## Records for the task
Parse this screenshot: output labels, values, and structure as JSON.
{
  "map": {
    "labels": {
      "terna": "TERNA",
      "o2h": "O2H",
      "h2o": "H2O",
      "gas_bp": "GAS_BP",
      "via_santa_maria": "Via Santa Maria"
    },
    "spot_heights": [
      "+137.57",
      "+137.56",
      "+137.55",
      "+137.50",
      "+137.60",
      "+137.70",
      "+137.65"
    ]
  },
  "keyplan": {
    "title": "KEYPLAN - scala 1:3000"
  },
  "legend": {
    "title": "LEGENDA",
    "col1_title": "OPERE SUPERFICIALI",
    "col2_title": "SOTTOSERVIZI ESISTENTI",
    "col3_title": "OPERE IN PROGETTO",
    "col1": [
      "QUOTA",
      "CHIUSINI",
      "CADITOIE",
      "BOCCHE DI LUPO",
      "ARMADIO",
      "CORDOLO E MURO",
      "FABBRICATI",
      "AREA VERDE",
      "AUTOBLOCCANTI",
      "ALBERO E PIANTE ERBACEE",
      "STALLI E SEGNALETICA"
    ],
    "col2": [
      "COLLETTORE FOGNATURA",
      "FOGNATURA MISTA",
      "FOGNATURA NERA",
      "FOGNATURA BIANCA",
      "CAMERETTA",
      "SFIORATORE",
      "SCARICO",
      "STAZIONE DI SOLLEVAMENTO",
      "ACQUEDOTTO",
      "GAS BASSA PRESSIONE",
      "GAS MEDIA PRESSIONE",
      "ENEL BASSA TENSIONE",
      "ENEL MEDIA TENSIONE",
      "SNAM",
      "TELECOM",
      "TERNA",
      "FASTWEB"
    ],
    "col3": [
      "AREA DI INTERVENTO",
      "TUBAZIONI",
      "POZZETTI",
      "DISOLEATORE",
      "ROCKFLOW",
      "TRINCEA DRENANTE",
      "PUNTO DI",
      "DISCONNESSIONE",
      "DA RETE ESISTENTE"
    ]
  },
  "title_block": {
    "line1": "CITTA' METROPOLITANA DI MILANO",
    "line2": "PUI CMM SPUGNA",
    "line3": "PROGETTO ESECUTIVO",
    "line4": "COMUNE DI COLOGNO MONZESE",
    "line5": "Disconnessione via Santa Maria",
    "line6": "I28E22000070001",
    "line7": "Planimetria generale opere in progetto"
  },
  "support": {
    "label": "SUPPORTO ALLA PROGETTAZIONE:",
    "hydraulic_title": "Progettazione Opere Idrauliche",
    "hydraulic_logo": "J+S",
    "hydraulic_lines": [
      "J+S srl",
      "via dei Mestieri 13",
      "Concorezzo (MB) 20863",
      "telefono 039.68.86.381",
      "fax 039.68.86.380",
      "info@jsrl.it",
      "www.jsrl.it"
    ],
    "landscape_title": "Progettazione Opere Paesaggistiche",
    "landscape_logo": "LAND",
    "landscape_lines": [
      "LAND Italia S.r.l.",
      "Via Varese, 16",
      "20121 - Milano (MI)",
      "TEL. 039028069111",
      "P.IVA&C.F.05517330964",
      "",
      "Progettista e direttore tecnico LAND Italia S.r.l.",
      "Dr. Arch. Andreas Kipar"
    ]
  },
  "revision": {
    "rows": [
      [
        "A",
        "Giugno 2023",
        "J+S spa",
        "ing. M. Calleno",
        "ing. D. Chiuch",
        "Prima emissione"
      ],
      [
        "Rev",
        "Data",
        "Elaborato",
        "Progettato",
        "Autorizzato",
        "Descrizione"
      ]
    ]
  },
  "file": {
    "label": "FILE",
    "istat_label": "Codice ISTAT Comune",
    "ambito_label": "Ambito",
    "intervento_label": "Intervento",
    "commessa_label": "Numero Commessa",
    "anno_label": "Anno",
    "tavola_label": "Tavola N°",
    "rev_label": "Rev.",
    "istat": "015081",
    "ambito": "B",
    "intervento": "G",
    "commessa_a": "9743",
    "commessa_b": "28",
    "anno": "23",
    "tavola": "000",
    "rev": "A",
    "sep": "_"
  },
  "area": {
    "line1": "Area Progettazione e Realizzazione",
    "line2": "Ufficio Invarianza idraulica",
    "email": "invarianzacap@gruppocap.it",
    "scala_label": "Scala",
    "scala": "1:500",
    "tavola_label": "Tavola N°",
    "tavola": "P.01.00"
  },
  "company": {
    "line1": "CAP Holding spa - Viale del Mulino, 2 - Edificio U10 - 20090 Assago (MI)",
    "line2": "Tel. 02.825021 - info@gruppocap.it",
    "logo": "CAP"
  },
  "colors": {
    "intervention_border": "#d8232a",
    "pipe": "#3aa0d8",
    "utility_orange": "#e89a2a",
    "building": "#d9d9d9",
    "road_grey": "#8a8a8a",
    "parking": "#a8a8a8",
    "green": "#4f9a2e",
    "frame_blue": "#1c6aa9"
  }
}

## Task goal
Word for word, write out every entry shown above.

## Answer box
Parse this screenshot: output labels, values, and structure as JSON.
{
  "map": {
    "labels": {
      "terna": "TERNA",
      "o2h": "O2H",
      "h2o": "H2O",
      "gas_bp": "GAS_BP",
      "via_santa_maria": "Via Santa Maria"
    },
    "spot_heights": [
      "+137.57",
      "+137.56",
      "+137.55",
      "+137.50",
      "+137.60",
      "+137.70",
      "+137.65"
    ]
  },
  "keyplan": {
    "title": "KEYPLAN - scala 1:3000"
  },
  "legend": {
    "title": "LEGENDA",
    "col1_title": "OPERE SUPERFICIALI",
    "col2_title": "SOTTOSERVIZI ESISTENTI",
    "col3_title": "OPERE IN PROGETTO",
    "col1": [
      "QUOTA",
      "CHIUSINI",
      "CADITOIE",
      "BOCCHE DI LUPO",
      "ARMADIO",
      "CORDOLO E MURO",
      "FABBRICATI",
      "AREA VERDE",
      "AUTOBLOCCANTI",
      "ALBERO E PIANTE ERBACEE",
      "STALLI E SEGNALETICA"
    ],
    "col2": [
      "COLLETTORE FOGNATURA",
      "FOGNATURA MISTA",
      "FOGNATURA NERA",
      "FOGNATURA BIANCA",
      "CAMERETTA",
      "SFIORATORE",
      "SCARICO",
      "STAZIONE DI SOLLEVAMENTO",
      "ACQUEDOTTO",
      "GAS BASSA PRESSIONE",
      "GAS MEDIA PRESSIONE",
      "ENEL BASSA TENSIONE",
      "ENEL MEDIA TENSIONE",
      "SNAM",
      "TELECOM",
      "TERNA",
      "FASTWEB"
    ],
    "col3": [
      "AREA DI INTERVENTO",
      "TUBAZIONI",
      "POZZETTI",
      "DISOLEATORE",
      "ROCKFLOW",
      "TRINCEA DRENANTE",
      "PUNTO DI",
      "DISCONNESSIONE",
      "DA RETE ESISTENTE"
    ]
  },
  "title_block": {
    "line1": "CITTA' METROPOLITANA DI MILANO",
    "line2": "PUI CMM SPUGNA",
    "line3": "PROGETTO ESECUTIVO",
    "line4": "COMUNE DI COLOGNO MONZESE",
    "line5": "Disconnessione via Santa Maria",
    "line6": "I28E22000070001",
    "line7": "Planimetria generale opere in progetto"
  },
  "support": {
    "label": "SUPPORTO ALLA PROGETTAZIONE:",
    "hydraulic_title": "Progettazione Opere Idrauliche",
    "hydraulic_logo": "J+S",
    "hydraulic_lines": [
      "J+S srl",
      "via dei Mestieri 13",
      "Concorezzo (MB) 20863",
      "telefono 039.68.86.381",
      "fax 039.68.86.380",
      "info@jsrl.it",
      "www.jsrl.it"
    ],
    "landscape_title": "Progettazione Opere Paesaggistiche",
    "landscape_logo": "LAND",
    "landscape_lines": [
      "LAND Italia S.r.l.",
      "Via Varese, 16",
      "20121 - Milano (MI)",
      "TEL. 039028069111",
      "P.IVA&C.F.05517330964",
      "",
      "Progettista e direttore tecnico LAND Italia S.r.l.",
      "Dr. Arch. Andreas Kipar"
    ]
  },
  "revision": {
    "rows": [
      [
        "A",
        "Giugno 2023",
        "J+S spa",
        "ing. M. Calleno",
        "ing. D. Chiuch",
        "Prima emissione"
      ],
      [
        "Rev",
        "Data",
        "Elaborato",
        "Progettato",
        "Autorizzato",
        "Descrizione"
      ]
    ]
  },
  "file": {
    "label": "FILE",
    "istat_label": "Codice ISTAT Comune",
    "ambito_label": "Ambito",
    "intervento_label": "Intervento",
    "commessa_label": "Numero Commessa",
    "anno_label": "Anno",
    "tavola_label": "Tavola N°",
    "rev_label": "Rev.",
    "istat": "015081",
    "ambito": "B",
    "intervento": "G",
    "commessa_a": "9743",
    "commessa_b": "28",
    "anno": "23",
    "tavola": "000",
    "rev": "A",
    "sep": "_"
  },
  "area": {
    "line1": "Area Progettazione e Realizzazione",
    "line2": "Ufficio Invarianza idraulica",
    "email": "invarianzacap@gruppocap.it",
    "scala_label": "Scala",
    "scala": "1:500",
    "tavola_label": "Tavola N°",
    "tavola": "P.01.00"
  },
  "company": {
    "line1": "CAP Holding spa - Viale del Mulino, 2 - Edificio U10 - 20090 Assago (MI)",
    "line2": "Tel. 02.825021 - info@gruppocap.it",
    "logo": "CAP"
  },
  "colors": {
    "intervention_border": "#d8232a",
    "pipe": "#3aa0d8",
    "utility_orange": "#e89a2a",
    "building": "#d9d9d9",
    "road_grey": "#8a8a8a",
    "parking": "#a8a8a8",
    "green": "#4f9a2e",
    "frame_blue": "#1c6aa9"
  }
}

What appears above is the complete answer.